- Instructions for the task -
Extract all of the data and reproduce it precisely.

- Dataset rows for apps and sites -
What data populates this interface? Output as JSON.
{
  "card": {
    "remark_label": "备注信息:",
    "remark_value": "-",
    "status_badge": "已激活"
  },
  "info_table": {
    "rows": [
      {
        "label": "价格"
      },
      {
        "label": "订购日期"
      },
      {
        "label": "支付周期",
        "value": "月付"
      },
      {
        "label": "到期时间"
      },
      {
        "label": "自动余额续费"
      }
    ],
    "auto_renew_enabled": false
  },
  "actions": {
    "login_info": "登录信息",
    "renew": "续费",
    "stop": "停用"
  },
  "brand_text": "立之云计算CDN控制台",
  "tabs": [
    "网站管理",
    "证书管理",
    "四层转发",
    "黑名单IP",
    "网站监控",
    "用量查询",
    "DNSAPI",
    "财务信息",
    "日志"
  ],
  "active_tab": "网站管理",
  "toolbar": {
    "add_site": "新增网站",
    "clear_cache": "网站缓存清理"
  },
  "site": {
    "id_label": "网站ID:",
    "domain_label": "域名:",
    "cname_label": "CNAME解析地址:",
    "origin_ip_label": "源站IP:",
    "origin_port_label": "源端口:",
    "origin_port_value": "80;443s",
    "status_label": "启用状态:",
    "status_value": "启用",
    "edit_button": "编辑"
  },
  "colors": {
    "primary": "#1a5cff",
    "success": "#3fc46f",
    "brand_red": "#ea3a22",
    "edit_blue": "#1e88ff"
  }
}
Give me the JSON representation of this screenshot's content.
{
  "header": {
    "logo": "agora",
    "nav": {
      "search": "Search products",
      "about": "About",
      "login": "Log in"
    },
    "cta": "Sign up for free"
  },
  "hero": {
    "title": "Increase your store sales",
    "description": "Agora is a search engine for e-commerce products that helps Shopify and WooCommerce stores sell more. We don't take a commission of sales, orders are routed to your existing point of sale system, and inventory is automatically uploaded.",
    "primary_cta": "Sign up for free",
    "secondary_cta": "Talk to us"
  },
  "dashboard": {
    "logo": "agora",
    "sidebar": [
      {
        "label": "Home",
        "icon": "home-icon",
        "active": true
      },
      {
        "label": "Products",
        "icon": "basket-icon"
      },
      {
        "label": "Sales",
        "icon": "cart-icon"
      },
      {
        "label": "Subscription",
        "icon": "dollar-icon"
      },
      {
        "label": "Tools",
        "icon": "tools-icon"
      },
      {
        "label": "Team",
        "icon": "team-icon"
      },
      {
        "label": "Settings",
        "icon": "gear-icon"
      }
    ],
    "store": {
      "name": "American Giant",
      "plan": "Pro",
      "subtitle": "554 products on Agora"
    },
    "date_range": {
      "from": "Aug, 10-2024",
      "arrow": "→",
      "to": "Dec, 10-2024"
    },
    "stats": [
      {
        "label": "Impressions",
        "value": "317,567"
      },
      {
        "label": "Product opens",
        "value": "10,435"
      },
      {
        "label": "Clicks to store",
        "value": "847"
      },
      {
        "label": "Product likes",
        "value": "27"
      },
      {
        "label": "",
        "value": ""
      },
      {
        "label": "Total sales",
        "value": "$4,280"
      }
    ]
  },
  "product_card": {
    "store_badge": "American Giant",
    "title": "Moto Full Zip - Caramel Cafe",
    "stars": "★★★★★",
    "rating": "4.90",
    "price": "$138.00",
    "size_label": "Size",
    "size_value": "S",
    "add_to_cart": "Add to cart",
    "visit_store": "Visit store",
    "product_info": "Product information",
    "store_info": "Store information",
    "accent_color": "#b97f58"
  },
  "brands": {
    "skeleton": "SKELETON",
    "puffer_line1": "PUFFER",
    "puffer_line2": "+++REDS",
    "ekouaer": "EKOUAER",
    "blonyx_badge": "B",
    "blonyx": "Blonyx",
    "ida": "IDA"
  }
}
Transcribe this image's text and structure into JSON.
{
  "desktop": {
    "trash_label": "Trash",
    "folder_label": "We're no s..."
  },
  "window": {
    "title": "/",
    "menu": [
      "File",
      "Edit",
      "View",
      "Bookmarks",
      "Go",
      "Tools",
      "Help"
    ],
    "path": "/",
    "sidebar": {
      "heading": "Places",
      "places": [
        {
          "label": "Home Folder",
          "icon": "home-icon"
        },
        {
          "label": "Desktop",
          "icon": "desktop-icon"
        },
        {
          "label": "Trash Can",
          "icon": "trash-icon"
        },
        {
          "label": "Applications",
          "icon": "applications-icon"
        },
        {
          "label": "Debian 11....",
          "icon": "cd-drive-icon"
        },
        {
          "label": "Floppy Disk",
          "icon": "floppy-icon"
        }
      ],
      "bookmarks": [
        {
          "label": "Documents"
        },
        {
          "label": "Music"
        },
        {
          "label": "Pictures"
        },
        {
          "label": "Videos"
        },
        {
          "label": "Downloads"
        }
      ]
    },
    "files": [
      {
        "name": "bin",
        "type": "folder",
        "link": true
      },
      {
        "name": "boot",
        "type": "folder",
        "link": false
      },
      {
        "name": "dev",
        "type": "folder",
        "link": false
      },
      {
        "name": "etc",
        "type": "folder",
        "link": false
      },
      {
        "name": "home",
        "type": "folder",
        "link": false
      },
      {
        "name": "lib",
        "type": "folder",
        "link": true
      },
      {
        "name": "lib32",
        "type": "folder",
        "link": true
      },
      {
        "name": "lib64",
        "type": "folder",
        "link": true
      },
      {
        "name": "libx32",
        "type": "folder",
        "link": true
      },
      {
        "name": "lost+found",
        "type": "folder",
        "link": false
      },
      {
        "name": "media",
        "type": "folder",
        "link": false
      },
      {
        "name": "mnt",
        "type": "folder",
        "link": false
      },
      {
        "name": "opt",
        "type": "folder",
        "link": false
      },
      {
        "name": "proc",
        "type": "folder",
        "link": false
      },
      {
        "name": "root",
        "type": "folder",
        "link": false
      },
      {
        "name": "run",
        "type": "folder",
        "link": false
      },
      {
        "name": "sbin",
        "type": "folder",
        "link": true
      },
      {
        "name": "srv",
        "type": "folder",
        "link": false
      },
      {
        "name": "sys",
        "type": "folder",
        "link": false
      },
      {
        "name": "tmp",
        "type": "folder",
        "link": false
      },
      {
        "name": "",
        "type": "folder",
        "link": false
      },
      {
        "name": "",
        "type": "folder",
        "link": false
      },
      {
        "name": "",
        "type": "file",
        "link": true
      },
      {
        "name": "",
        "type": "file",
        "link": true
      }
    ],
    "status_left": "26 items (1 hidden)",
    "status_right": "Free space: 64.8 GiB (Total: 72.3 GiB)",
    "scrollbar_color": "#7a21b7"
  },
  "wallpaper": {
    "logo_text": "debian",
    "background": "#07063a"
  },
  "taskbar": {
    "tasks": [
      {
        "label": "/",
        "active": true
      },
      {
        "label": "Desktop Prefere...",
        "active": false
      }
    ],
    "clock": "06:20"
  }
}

- Result -
What data populates this interface? Output as JSON.
{
  "card": {
    "remark_label": "备注信息:",
    "remark_value": "-",
    "status_badge": "已激活"
  },
  "info_table": {
    "rows": [
      {
        "label": "价格"
      },
      {
        "label": "订购日期"
      },
      {
        "label": "支付周期",
        "value": "月付"
      },
      {
        "label": "到期时间"
      },
      {
        "label": "自动余额续费"
      }
    ],
    "auto_renew_enabled": false
  },
  "actions": {
    "login_info": "登录信息",
    "renew": "续费",
    "stop": "停用"
  },
  "brand_text": "立之云计算CDN控制台",
  "tabs": [
    "网站管理",
    "证书管理",
    "四层转发",
    "黑名单IP",
    "网站监控",
    "用量查询",
    "DNSAPI",
    "财务信息",
    "日志"
  ],
  "active_tab": "网站管理",
  "toolbar": {
    "add_site": "新增网站",
    "clear_cache": "网站缓存清理"
  },
  "site": {
    "id_label": "网站ID:",
    "domain_label": "域名:",
    "cname_label": "CNAME解析地址:",
    "origin_ip_label": "源站IP:",
    "origin_port_label": "源端口:",
    "origin_port_value": "80;443s",
    "status_label": "启用状态:",
    "status_value": "启用",
    "edit_button": "编辑"
  },
  "colors": {
    "primary": "#1a5cff",
    "success": "#3fc46f",
    "brand_red": "#ea3a22",
    "edit_blue": "#1e88ff"
  }
}
Give me the JSON representation of this screenshot's content.
{
  "header": {
    "logo": "agora",
    "nav": {
      "search": "Search products",
      "about": "About",
      "login": "Log in"
    },
    "cta": "Sign up for free"
  },
  "hero": {
    "title": "Increase your store sales",
    "description": "Agora is a search engine for e-commerce products that helps Shopify and WooCommerce stores sell more. We don't take a commission of sales, orders are routed to your existing point of sale system, and inventory is automatically uploaded.",
    "primary_cta": "Sign up for free",
    "secondary_cta": "Talk to us"
  },
  "dashboard": {
    "logo": "agora",
    "sidebar": [
      {
        "label": "Home",
        "icon": "home-icon",
        "active": true
      },
      {
        "label": "Products",
        "icon": "basket-icon"
      },
      {
        "label": "Sales",
        "icon": "cart-icon"
      },
      {
        "label": "Subscription",
        "icon": "dollar-icon"
      },
      {
        "label": "Tools",
        "icon": "tools-icon"
      },
      {
        "label": "Team",
        "icon": "team-icon"
      },
      {
        "label": "Settings",
        "icon": "gear-icon"
      }
    ],
    "store": {
      "name": "American Giant",
      "plan": "Pro",
      "subtitle": "554 products on Agora"
    },
    "date_range": {
      "from": "Aug, 10-2024",
      "arrow": "→",
      "to": "Dec, 10-2024"
    },
    "stats": [
      {
        "label": "Impressions",
        "value": "317,567"
      },
      {
        "label": "Product opens",
        "value": "10,435"
      },
      {
        "label": "Clicks to store",
        "value": "847"
      },
      {
        "label": "Product likes",
        "value": "27"
      },
      {
        "label": "",
        "value": ""
      },
      {
        "label": "Total sales",
        "value": "$4,280"
      }
    ]
  },
  "product_card": {
    "store_badge": "American Giant",
    "title": "Moto Full Zip - Caramel Cafe",
    "stars": "★★★★★",
    "rating": "4.90",
    "price": "$138.00",
    "size_label": "Size",
    "size_value": "S",
    "add_to_cart": "Add to cart",
    "visit_store": "Visit store",
    "product_info": "Product information",
    "store_info": "Store information",
    "accent_color": "#b97f58"
  },
  "brands": {
    "skeleton": "SKELETON",
    "puffer_line1": "PUFFER",
    "puffer_line2": "+++REDS",
    "ekouaer": "EKOUAER",
    "blonyx_badge": "B",
    "blonyx": "Blonyx",
    "ida": "IDA"
  }
}
Transcribe this image's text and structure into JSON.
{
  "desktop": {
    "trash_label": "Trash",
    "folder_label": "We're no s..."
  },
  "window": {
    "title": "/",
    "menu": [
      "File",
      "Edit",
      "View",
      "Bookmarks",
      "Go",
      "Tools",
      "Help"
    ],
    "path": "/",
    "sidebar": {
      "heading": "Places",
      "places": [
        {
          "label": "Home Folder",
          "icon": "home-icon"
        },
        {
          "label": "Desktop",
          "icon": "desktop-icon"
        },
        {
          "label": "Trash Can",
          "icon": "trash-icon"
        },
        {
          "label": "Applications",
          "icon": "applications-icon"
        },
        {
          "label": "Debian 11....",
          "icon": "cd-drive-icon"
        },
        {
          "label": "Floppy Disk",
          "icon": "floppy-icon"
        }
      ],
      "bookmarks": [
        {
          "label": "Documents"
        },
        {
          "label": "Music"
        },
        {
          "label": "Pictures"
        },
        {
          "label": "Videos"
        },
        {
          "label": "Downloads"
        }
      ]
    },
    "files": [
      {
        "name": "bin",
        "type": "folder",
        "link": true
      },
      {
        "name": "boot",
        "type": "folder",
        "link": false
      },
      {
        "name": "dev",
        "type": "folder",
        "link": false
      },
      {
        "name": "etc",
        "type": "folder",
        "link": false
      },
      {
        "name": "home",
        "type": "folder",
        "link": false
      },
      {
        "name": "lib",
        "type": "folder",
        "link": true
      },
      {
        "name": "lib32",
        "type": "folder",
        "link": true
      },
      {
        "name": "lib64",
        "type": "folder",
        "link": true
      },
      {
        "name": "libx32",
        "type": "folder",
        "link": true
      },
      {
        "name": "lost+found",
        "type": "folder",
        "link": false
      },
      {
        "name": "media",
        "type": "folder",
        "link": false
      },
      {
        "name": "mnt",
        "type": "folder",
        "link": false
      },
      {
        "name": "opt",
        "type": "folder",
        "link": false
      },
      {
        "name": "proc",
        "type": "folder",
        "link": false
      },
      {
        "name": "root",
        "type": "folder",
        "link": false
      },
      {
        "name": "run",
        "type": "folder",
        "link": false
      },
      {
        "name": "sbin",
        "type": "folder",
        "link": true
      },
      {
        "name": "srv",
        "type": "folder",
        "link": false
      },
      {
        "name": "sys",
        "type": "folder",
        "link": false
      },
      {
        "name": "tmp",
        "type": "folder",
        "link": false
      },
      {
        "name": "",
        "type": "folder",
        "link": false
      },
      {
        "name": "",
        "type": "folder",
        "link": false
      },
      {
        "name": "",
        "type": "file",
        "link": true
      },
      {
        "name": "",
        "type": "file",
        "link": true
      }
    ],
    "status_left": "26 items (1 hidden)",
    "status_right": "Free space: 64.8 GiB (Total: 72.3 GiB)",
    "scrollbar_color": "#7a21b7"
  },
  "wallpaper": {
    "logo_text": "debian",
    "background": "#07063a"
  },
  "taskbar": {
    "tasks": [
      {
        "label": "/",
        "active": true
      },
      {
        "label": "Desktop Prefere...",
        "active": false
      }
    ],
    "clock": "06:20"
  }
}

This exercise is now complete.